(Provided data)
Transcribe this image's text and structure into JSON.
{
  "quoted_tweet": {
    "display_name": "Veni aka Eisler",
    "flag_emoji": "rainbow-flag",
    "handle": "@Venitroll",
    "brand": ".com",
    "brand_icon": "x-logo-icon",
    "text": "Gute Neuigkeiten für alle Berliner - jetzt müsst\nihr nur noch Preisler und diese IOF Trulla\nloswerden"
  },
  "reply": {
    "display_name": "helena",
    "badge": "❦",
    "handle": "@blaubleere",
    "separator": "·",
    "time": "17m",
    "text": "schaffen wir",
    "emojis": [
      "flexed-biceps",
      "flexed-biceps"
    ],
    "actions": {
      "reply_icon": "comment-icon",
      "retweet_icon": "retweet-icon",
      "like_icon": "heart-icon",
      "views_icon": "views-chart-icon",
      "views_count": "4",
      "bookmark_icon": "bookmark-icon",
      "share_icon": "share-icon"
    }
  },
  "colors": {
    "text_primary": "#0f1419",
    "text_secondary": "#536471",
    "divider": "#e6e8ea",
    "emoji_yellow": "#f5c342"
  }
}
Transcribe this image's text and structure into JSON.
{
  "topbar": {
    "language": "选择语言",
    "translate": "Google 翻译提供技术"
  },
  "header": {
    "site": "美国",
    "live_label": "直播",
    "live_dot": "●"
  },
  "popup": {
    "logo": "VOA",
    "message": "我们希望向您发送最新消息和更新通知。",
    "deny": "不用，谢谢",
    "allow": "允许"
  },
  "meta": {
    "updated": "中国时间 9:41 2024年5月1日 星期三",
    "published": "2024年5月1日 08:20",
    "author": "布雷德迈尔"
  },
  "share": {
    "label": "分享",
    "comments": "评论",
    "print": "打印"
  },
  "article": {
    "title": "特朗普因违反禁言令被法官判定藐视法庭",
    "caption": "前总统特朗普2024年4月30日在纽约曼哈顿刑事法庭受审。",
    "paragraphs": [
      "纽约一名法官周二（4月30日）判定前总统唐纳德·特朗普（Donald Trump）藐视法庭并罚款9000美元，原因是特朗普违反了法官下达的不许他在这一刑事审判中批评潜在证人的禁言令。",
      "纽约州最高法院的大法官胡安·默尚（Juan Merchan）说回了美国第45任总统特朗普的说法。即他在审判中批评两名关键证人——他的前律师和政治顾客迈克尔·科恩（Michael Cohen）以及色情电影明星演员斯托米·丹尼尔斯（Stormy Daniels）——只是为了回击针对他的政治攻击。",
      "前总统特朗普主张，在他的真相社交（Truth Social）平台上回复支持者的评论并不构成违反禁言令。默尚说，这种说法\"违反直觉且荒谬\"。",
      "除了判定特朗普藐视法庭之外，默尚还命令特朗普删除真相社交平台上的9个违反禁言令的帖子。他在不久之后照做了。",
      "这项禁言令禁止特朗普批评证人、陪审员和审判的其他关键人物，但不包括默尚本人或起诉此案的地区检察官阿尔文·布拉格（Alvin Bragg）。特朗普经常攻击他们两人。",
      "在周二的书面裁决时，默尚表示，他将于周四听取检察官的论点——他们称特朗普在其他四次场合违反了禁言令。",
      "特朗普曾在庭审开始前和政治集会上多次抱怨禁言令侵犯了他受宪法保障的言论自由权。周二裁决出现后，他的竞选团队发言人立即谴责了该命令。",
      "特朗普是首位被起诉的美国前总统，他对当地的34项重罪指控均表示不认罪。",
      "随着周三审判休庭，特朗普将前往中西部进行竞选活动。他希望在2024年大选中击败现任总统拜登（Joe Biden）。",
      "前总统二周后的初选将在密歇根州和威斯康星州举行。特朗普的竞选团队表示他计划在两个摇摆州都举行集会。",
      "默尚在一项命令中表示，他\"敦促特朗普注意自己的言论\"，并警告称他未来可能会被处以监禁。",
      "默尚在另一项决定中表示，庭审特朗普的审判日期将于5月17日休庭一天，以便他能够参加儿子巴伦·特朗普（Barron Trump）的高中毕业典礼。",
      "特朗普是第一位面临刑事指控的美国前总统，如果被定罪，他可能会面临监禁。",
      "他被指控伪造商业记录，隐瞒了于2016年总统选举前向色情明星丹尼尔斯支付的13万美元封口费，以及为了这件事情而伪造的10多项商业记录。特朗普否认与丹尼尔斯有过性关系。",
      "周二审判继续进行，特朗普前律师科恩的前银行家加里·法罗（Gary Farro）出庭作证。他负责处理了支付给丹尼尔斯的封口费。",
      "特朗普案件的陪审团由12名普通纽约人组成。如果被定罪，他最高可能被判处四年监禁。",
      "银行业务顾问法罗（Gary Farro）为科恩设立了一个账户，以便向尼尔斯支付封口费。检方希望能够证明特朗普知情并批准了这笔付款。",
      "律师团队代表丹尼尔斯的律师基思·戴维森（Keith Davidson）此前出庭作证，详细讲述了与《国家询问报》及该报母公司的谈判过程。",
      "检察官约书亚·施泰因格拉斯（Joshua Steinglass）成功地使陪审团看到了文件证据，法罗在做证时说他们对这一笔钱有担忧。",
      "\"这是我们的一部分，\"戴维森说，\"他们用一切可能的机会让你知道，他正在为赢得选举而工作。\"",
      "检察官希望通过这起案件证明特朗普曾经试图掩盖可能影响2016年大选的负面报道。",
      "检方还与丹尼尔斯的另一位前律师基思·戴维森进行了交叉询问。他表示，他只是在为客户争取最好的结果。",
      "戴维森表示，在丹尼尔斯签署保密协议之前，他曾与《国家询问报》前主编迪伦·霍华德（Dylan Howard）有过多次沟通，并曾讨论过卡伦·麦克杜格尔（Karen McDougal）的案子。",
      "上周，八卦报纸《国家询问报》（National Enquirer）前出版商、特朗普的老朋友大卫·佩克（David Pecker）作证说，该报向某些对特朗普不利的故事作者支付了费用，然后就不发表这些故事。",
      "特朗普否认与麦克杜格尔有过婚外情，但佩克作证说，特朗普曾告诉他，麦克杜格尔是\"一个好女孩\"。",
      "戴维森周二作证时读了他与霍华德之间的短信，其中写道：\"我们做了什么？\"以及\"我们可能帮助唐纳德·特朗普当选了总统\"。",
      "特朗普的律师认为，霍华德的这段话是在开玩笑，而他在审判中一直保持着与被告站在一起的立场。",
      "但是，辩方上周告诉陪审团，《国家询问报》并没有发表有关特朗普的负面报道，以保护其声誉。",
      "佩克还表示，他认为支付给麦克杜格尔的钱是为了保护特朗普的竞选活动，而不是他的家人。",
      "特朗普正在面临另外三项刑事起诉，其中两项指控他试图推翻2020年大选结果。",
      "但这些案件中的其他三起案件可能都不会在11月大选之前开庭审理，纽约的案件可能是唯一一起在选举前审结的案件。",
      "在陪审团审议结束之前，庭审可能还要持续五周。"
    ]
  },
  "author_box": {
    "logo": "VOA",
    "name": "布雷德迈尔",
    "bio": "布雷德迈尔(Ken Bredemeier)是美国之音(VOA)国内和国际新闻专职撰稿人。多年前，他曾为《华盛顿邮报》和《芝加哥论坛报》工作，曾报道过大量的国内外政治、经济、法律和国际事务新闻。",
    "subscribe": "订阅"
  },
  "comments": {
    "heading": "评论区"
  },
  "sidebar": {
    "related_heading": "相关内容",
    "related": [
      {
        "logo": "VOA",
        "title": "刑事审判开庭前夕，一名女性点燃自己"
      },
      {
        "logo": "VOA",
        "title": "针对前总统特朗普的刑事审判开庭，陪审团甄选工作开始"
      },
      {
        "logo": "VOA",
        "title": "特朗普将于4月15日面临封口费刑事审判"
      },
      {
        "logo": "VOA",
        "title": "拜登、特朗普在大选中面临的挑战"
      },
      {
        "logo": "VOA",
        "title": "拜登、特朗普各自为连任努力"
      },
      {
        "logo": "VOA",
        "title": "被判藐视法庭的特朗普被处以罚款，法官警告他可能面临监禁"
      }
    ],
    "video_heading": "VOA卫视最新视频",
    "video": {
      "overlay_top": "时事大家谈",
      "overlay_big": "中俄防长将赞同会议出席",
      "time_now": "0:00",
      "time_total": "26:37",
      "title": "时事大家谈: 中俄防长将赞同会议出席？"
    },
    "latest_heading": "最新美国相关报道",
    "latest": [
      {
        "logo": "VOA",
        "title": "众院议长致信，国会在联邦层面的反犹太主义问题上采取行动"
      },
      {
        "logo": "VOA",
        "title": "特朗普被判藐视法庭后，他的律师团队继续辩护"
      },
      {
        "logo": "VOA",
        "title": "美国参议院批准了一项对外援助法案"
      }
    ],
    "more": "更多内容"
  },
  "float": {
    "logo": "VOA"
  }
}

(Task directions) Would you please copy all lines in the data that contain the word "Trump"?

(Solution)
      "纽约一名法官周二（4月30日）判定前总统唐纳德·特朗普（Donald Trump）藐视法庭并罚款9000美元，原因是特朗普违反了法官下达的不许他在这一刑事审判中批评潜在证人的禁言令。",
      "默尚在另一项决定中表示，庭审特朗普的审判日期将于5月17日休庭一天，以便他能够参加儿子巴伦·特朗普（Barron Trump）的高中毕业典礼。",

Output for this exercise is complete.